It’s impossible to separate the components, but the energy generated from each one tends to be accretive. It works in terms of my spiritual health, my mental health, my emotional health, my family life, and keeps me well-rounded and multi-dimensional. You cannot be a one-dimensional person or you’ll burn out and won’t have a fulfilling life. Multidimensionality has kept my life very happy.
If I could go 25 years back in time to when I began my career, I would be extraordinarily happy to know that my life is where it is today. I think the more you achieve, the more interesting the life you lead. I can almost guarantee, however, that you’re going to always move the goalposts, and though I’ve achieved everything that 25-year-old Jaret Davis wanted to achieve, 50-year-old Jaret Davis has a lot more goals in mind.
How do you wish to influence a change in the upcoming generation in leadership?

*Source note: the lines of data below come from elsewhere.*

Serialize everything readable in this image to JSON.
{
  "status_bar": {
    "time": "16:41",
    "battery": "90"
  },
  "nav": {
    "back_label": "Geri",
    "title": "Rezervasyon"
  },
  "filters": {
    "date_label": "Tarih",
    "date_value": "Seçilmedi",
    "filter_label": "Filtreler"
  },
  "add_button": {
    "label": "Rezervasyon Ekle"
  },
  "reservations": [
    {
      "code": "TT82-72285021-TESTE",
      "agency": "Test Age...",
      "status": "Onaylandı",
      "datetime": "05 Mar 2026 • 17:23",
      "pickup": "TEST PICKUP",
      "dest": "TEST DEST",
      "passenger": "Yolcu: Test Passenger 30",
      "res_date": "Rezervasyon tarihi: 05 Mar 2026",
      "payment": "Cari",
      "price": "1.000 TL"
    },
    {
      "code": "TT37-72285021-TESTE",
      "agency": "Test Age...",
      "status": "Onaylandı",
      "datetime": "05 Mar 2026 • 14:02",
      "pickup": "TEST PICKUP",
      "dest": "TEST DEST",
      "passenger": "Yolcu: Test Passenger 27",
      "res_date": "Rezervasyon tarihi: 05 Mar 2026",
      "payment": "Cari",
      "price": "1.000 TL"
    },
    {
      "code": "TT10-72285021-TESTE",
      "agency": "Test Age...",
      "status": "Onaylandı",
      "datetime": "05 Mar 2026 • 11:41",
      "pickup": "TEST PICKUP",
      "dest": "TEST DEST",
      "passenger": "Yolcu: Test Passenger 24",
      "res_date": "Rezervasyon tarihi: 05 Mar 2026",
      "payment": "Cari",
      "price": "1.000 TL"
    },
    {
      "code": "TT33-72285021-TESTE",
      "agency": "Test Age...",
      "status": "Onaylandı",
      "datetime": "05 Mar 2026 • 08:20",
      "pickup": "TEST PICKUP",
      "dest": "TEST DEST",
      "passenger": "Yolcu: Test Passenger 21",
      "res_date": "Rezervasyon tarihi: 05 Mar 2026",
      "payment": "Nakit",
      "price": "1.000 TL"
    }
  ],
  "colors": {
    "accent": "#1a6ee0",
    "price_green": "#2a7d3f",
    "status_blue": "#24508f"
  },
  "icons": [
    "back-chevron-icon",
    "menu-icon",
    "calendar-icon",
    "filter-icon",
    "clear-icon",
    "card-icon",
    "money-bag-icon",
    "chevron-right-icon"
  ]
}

Leaders must be curious about the people they lead. It’s a toss-up between being curious and seeking impact, with the latter being the most important. It’s about impacting people, your organization, your community, and society in general. The way you accomplish that is through curiosity.
For example, when I raise a toast to honor the attorneys, we have elevated to partner status every year, I share titbits about every single person, from their personal life to their practice, and inevitably they’re all shocked that I know so much about them. But of course, how could I lead without knowing all this stuff about you? I want to know about your family, about your dreams, what you’re trying to achieve, because it’s my goal to help you do all that.
I’m curious about the community, about my industry – technology and where it’s going in South Florida. And that leads me to have maximum impact, which is the ultimate goal. So, I would say the two key words to drive future leaders are to be curious and impactful.
What is your message to aspiring people of color in business and leadership?
My advice to people of color aspiring for success in business and leadership is that they should never shy away from the difficult. Always go towards the challenge because that’s where the opportunity is. We tend to gravitate in the direction that everyone else is going because it feels safe. The problem is that’s the crowded ground.
If you go towards the challenging, you’ll always have a market. And as you distinguish yourself in these challenging fields and rapidly grow, you develop a toolkit that is easily translatable to the safe areas. In the process, you can make yourself a resource to all those you lead and keep growing yourself.